Your output should reproduce each entry exactly, with none of its pictures.
:: INPUT
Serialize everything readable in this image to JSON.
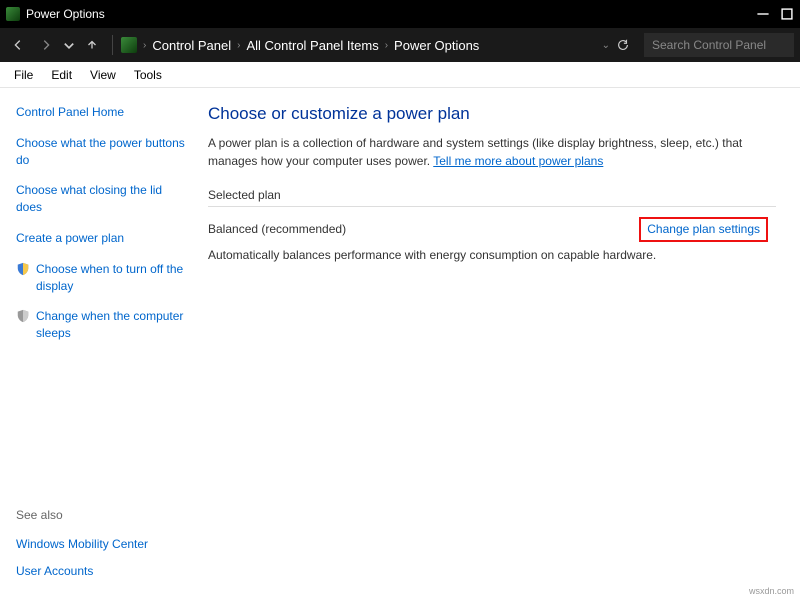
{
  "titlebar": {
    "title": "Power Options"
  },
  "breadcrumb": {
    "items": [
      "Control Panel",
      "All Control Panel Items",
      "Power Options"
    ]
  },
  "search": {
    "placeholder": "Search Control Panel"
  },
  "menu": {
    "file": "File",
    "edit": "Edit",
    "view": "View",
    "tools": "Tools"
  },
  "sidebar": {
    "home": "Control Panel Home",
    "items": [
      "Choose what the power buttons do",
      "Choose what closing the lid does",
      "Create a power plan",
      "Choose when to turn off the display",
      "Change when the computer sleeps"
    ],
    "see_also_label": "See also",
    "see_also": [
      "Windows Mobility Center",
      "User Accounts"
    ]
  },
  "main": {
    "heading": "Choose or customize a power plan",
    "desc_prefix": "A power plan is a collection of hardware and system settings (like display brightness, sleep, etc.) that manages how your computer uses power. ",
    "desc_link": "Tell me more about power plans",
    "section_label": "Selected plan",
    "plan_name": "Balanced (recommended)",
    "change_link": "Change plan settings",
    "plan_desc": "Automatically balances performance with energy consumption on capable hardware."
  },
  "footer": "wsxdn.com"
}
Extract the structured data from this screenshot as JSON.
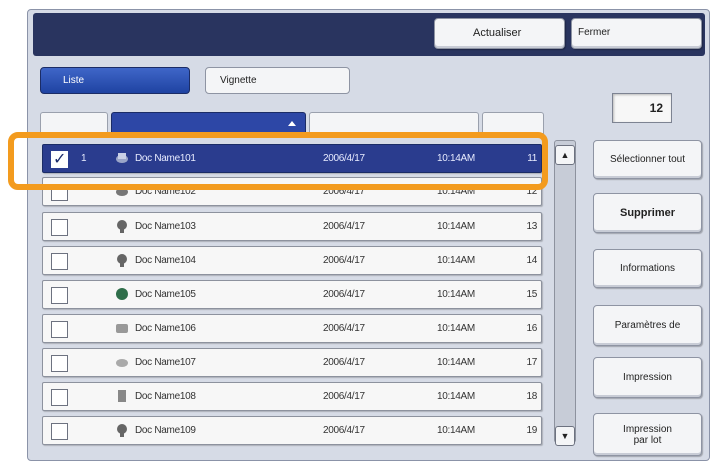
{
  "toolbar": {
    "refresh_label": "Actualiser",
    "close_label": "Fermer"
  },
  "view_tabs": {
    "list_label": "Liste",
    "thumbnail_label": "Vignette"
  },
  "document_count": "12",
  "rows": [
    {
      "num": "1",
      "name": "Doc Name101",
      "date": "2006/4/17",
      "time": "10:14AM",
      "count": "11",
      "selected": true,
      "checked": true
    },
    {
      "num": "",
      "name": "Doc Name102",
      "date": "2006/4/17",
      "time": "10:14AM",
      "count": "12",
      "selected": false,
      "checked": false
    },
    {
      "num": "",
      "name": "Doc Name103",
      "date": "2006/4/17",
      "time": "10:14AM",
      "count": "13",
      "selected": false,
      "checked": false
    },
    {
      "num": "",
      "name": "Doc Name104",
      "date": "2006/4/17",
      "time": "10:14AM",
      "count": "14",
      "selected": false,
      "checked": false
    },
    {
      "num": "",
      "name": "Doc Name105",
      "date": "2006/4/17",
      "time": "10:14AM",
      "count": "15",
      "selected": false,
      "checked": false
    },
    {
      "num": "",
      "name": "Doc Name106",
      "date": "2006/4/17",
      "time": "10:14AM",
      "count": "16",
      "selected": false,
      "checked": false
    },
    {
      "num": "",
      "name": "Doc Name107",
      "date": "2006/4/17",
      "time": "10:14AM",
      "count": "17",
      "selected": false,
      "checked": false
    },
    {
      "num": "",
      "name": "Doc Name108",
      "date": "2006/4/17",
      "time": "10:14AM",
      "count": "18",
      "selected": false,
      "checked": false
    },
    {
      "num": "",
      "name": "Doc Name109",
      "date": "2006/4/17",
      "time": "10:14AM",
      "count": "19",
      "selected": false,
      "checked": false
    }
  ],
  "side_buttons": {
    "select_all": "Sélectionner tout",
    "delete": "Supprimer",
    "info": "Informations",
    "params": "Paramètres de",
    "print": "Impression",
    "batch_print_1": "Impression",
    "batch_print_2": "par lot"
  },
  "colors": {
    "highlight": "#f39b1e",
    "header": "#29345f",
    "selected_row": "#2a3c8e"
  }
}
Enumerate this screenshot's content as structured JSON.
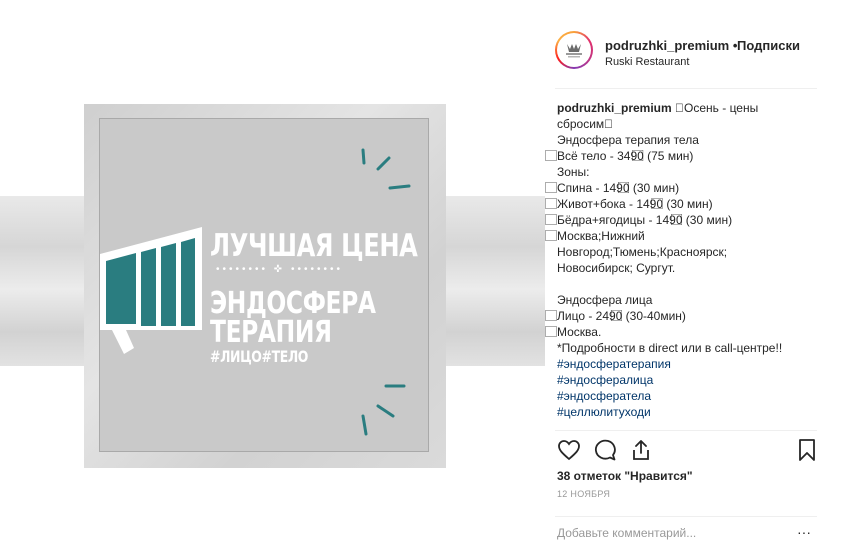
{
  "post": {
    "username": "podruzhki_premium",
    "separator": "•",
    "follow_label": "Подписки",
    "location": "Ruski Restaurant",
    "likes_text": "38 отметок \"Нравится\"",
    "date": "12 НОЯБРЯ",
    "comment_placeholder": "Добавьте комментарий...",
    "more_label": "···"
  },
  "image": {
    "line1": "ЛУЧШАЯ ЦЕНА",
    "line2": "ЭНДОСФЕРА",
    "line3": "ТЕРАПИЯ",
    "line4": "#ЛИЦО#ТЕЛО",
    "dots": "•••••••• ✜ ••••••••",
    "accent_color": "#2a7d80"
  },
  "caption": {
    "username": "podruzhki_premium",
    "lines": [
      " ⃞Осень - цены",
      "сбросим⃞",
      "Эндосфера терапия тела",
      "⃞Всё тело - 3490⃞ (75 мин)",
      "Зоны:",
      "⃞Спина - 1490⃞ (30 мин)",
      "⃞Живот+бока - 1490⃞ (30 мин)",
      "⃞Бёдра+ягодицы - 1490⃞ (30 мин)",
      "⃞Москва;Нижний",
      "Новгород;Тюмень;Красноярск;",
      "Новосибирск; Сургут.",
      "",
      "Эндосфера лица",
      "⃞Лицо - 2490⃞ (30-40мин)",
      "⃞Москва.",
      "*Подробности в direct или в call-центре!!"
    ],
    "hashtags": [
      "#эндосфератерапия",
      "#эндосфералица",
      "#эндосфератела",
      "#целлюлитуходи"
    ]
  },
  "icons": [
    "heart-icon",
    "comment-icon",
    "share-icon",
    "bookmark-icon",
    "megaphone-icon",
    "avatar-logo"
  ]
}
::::
## ANSWER FOR THE TASK
Serialize everything readable in this image to JSON.
{
  "titlebar": {
    "title": "Power Options"
  },
  "breadcrumb": {
    "items": [
      "Control Panel",
      "All Control Panel Items",
      "Power Options"
    ]
  },
  "search": {
    "placeholder": "Search Control Panel"
  },
  "menu": {
    "file": "File",
    "edit": "Edit",
    "view": "View",
    "tools": "Tools"
  },
  "sidebar": {
    "home": "Control Panel Home",
    "items": [
      "Choose what the power buttons do",
      "Choose what closing the lid does",
      "Create a power plan",
      "Choose when to turn off the display",
      "Change when the computer sleeps"
    ],
    "see_also_label": "See also",
    "see_also": [
      "Windows Mobility Center",
      "User Accounts"
    ]
  },
  "main": {
    "heading": "Choose or customize a power plan",
    "desc_prefix": "A power plan is a collection of hardware and system settings (like display brightness, sleep, etc.) that manages how your computer uses power. ",
    "desc_link": "Tell me more about power plans",
    "section_label": "Selected plan",
    "plan_name": "Balanced (recommended)",
    "change_link": "Change plan settings",
    "plan_desc": "Automatically balances performance with energy consumption on capable hardware."
  },
  "footer": "wsxdn.com"
}
Extract the structured data from this screenshot as JSON.
{
  "toolbar": {
    "refresh_label": "Actualiser",
    "close_label": "Fermer"
  },
  "view_tabs": {
    "list_label": "Liste",
    "thumbnail_label": "Vignette"
  },
  "document_count": "12",
  "rows": [
    {
      "num": "1",
      "name": "Doc Name101",
      "date": "2006/4/17",
      "time": "10:14AM",
      "count": "11",
      "selected": true,
      "checked": true
    },
    {
      "num": "",
      "name": "Doc Name102",
      "date": "2006/4/17",
      "time": "10:14AM",
      "count": "12",
      "selected": false,
      "checked": false
    },
    {
      "num": "",
      "name": "Doc Name103",
      "date": "2006/4/17",
      "time": "10:14AM",
      "count": "13",
      "selected": false,
      "checked": false
    },
    {
      "num": "",
      "name": "Doc Name104",
      "date": "2006/4/17",
      "time": "10:14AM",
      "count": "14",
      "selected": false,
      "checked": false
    },
    {
      "num": "",
      "name": "Doc Name105",
      "date": "2006/4/17",
      "time": "10:14AM",
      "count": "15",
      "selected": false,
      "checked": false
    },
    {
      "num": "",
      "name": "Doc Name106",
      "date": "2006/4/17",
      "time": "10:14AM",
      "count": "16",
      "selected": false,
      "checked": false
    },
    {
      "num": "",
      "name": "Doc Name107",
      "date": "2006/4/17",
      "time": "10:14AM",
      "count": "17",
      "selected": false,
      "checked": false
    },
    {
      "num": "",
      "name": "Doc Name108",
      "date": "2006/4/17",
      "time": "10:14AM",
      "count": "18",
      "selected": false,
      "checked": false
    },
    {
      "num": "",
      "name": "Doc Name109",
      "date": "2006/4/17",
      "time": "10:14AM",
      "count": "19",
      "selected": false,
      "checked": false
    }
  ],
  "side_buttons": {
    "select_all": "Sélectionner tout",
    "delete": "Supprimer",
    "info": "Informations",
    "params": "Paramètres de",
    "print": "Impression",
    "batch_print_1": "Impression",
    "batch_print_2": "par lot"
  },
  "colors": {
    "highlight": "#f39b1e",
    "header": "#29345f",
    "selected_row": "#2a3c8e"
  }
}
Enumerate this screenshot's content as structured JSON.
{
  "post": {
    "username": "podruzhki_premium",
    "separator": "•",
    "follow_label": "Подписки",
    "location": "Ruski Restaurant",
    "likes_text": "38 отметок \"Нравится\"",
    "date": "12 НОЯБРЯ",
    "comment_placeholder": "Добавьте комментарий...",
    "more_label": "···"
  },
  "image": {
    "line1": "ЛУЧШАЯ ЦЕНА",
    "line2": "ЭНДОСФЕРА",
    "line3": "ТЕРАПИЯ",
    "line4": "#ЛИЦО#ТЕЛО",
    "dots": "•••••••• ✜ ••••••••",
    "accent_color": "#2a7d80"
  },
  "caption": {
    "username": "podruzhki_premium",
    "lines": [
      " ⃞Осень - цены",
      "сбросим⃞",
      "Эндосфера терапия тела",
      "⃞Всё тело - 3490⃞ (75 мин)",
      "Зоны:",
      "⃞Спина - 1490⃞ (30 мин)",
      "⃞Живот+бока - 1490⃞ (30 мин)",
      "⃞Бёдра+ягодицы - 1490⃞ (30 мин)",
      "⃞Москва;Нижний",
      "Новгород;Тюмень;Красноярск;",
      "Новосибирск; Сургут.",
      "",
      "Эндосфера лица",
      "⃞Лицо - 2490⃞ (30-40мин)",
      "⃞Москва.",
      "*Подробности в direct или в call-центре!!"
    ],
    "hashtags": [
      "#эндосфератерапия",
      "#эндосфералица",
      "#эндосфератела",
      "#целлюлитуходи"
    ]
  },
  "icons": [
    "heart-icon",
    "comment-icon",
    "share-icon",
    "bookmark-icon",
    "megaphone-icon",
    "avatar-logo"
  ]
}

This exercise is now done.